Types of project

Wetland restoration and habitat creation

There are all kinds of reasons that wetlands are great!... sorry am I repeating myself?

Here we have ecosystems that improve the quality of our water, protect us from flooding, store carbon, provide incredibly rich habitat for lots of different species, are beautiful and magnificent....

…yet have been in catastrophic decline in recent decades.   I’ll not bore you with the statistics, just check out some of the links below.

This is why governments and NGOs have given a lot of attention to protecting and restoring wetland ecosystems, and Geoff is very proud that Wetland Engineering has been involved in its small way with this effort.

Geoff always tries to make his wetlands botanically diverse, mimicking natural systems as far as possible, and will routinely consult with local specialists to understand the most appropriate ecosystem design for the local conditions, checking that the new wetland will complement any nearby wetland areas.  

Control of invasive species is of crucial importance, and Geoff makes sure his project teams understand the provenance of new plants, and manage the risk of accidentally introducing unwanted seeds with imported compost or nursery plants.


Wildfowl and Wetlands Trust, Why Wetlands are amazing!

Wetland Vision - Maps of historic and current extent of UK wetlands

SEPA Pond Building Guidance

Mine-Water Treatment

Mines allow air into places that mother nature never intended it to go! This air causes changes to the chemistry of the rocks, and when the mine fills with groundwater at the end of its life, the altered rock chemistry affects groundwater, which can become very acidic or contaminated with heavy metals.

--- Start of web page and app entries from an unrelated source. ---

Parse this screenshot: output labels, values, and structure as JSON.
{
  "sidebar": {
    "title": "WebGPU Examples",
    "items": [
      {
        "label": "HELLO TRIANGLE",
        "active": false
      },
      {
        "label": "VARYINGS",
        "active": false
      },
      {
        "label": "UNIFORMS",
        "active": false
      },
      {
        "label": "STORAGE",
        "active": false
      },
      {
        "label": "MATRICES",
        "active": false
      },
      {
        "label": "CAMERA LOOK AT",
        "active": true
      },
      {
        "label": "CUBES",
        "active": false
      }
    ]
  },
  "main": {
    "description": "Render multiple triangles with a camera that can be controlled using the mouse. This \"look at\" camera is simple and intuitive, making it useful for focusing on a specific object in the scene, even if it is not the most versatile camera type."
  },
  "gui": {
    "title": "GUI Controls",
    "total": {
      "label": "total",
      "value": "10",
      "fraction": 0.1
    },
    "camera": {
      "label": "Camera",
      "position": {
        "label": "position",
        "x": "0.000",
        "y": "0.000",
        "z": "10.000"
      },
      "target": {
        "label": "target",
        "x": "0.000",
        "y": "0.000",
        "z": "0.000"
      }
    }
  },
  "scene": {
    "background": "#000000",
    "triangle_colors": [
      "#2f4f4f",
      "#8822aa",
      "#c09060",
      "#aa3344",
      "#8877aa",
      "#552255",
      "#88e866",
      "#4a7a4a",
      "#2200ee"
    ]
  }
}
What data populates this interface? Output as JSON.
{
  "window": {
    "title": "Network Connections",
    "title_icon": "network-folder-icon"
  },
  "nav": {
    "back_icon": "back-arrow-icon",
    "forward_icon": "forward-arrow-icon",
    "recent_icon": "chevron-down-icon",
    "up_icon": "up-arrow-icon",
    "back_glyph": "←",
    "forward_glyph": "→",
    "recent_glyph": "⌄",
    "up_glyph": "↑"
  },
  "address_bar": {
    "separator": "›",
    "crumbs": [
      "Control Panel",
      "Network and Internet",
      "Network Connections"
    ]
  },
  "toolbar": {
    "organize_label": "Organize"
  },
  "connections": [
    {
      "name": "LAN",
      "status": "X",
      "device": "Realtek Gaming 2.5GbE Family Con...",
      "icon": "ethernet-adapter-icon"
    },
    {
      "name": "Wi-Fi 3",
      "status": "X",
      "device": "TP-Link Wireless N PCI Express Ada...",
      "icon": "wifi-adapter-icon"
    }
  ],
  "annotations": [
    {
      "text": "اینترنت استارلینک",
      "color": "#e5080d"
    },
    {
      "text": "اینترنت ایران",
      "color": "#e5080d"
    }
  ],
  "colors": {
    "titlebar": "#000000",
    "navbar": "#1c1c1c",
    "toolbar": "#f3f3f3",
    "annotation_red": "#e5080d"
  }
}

This “mine water” can cause environmental problems when it emerges from the ground, including the characteristic orange coloured streams caused by ferric hydroxide (ochre) particles.

Wetlands are often a good solution for treating mine water, as they need no power and minimal maintenance, so are well suited to the remote locations. The UK Coal Authority has built dozens of reed bed treatment systems to remove iron from coal mine water, and is beginning to look at treating water from our old metal mines too.


UK Coal Authority

ITRC Biochemical Reactors